At the top of each of my lists were the big prestigious firms. Then came the mid-size publishers and agencies. Finally, small or boutique firms rounded out the rest of the “Top 100.”

I actually was accepted by Agent #33 on the list. He was an elder Jewish fellow who’s goal in life was to get a black author published. He said it was about the similarities between his ethnic history and mine. Well, he couldn’t find me a publisher so I went back to mailing queries to more agents and publishers. Then on a Wednesday morning Publisher #65 called me – and I remember the conversation clearly.

“Hey, Jeffrey,” Chris said. “I received your query letter this morning. I have an author who is going to miss his submission deadline on Friday. Can you FedEx your manuscript to me by tomorrow? If so, I can get your book in paperback.”

And… BLAM! Just like that I was a published author! But if you think this was crazy, wait till I’ll tell you how I got my second book published… by pitching to ONE publisher.

If you have a bizarre story on how you got published, send me 300 words and your byline and let’s tell aspiring writers there are many paths to the goal line.

hat n saddleIt has taken me 24 years to figure out why my first western wasn’t any good (I know, a black man who writes westerns… go figure… but more on that in a later post), but I got published that first time by pure blind luck, no two ways about it.

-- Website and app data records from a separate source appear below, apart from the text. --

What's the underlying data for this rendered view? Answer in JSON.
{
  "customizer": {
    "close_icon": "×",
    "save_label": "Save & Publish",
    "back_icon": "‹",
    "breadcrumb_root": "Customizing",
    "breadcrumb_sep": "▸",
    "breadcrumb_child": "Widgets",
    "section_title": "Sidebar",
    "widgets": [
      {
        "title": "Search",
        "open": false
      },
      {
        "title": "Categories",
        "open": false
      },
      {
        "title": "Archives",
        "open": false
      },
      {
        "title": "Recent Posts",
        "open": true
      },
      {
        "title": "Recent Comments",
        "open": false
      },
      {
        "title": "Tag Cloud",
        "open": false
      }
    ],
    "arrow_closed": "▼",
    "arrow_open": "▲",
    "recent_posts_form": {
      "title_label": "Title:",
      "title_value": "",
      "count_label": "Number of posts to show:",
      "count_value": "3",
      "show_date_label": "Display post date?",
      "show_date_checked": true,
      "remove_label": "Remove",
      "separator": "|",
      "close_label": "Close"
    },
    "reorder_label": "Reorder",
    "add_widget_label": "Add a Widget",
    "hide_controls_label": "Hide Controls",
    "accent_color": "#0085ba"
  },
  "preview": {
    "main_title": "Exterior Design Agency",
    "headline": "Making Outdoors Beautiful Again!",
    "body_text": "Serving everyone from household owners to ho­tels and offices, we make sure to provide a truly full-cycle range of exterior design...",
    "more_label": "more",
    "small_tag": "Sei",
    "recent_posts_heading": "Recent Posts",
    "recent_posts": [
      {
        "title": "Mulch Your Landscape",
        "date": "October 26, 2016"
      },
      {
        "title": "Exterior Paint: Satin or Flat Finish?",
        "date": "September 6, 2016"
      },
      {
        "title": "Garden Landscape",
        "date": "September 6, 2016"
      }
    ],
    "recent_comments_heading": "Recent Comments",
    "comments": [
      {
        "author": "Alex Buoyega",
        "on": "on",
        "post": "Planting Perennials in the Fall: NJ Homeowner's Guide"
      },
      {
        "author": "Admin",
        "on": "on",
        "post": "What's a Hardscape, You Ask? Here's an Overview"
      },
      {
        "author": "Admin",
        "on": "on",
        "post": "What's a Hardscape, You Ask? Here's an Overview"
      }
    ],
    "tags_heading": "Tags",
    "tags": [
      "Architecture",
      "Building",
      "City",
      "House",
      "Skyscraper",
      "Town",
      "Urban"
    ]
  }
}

I just happened to send my query letter (this was in 1991 when we still mailed stuff) to an editor from a mid-size publisher in Los Angeles who had an author that was going to miss his delivery deadline. The editor called me Wednesday and asked me if I could overnight my manuscript to be prepped for his Friday deadline.

Well, I had just bought a cutting-edge new computer so I overnighted a high-tech 3.5″ floppy disk and… BLAM! I was published a month later in paperback.

Two things were missing, though: copy editing and proofreading. The editor was in such a hurry to make his deadline that he sent my manuscript into the publishing process without those key tasks.

Looking back over my 24-year writing career, every time I reread my first book I have to laugh at how amateurish it is. There were a few spelling errors that would have been picked up by even a cursory proofread, but there were glaring character and plot discrepancies that should have been corrected, too. In fact, a local newspaper had a well known western author review my book and, well, I was crushed… but I didn’t know why!

I read a lot of fiction from new authors, and I can always tell those that skipped professional copy editing and proofreading. If there are two things I recommend paying for, it is those (also a third would be a professional book cover). If you can’t afford these expenses, then either trade or barter or delay publishing your book. It’s hard to overcome a first impression in the media of producing slack work.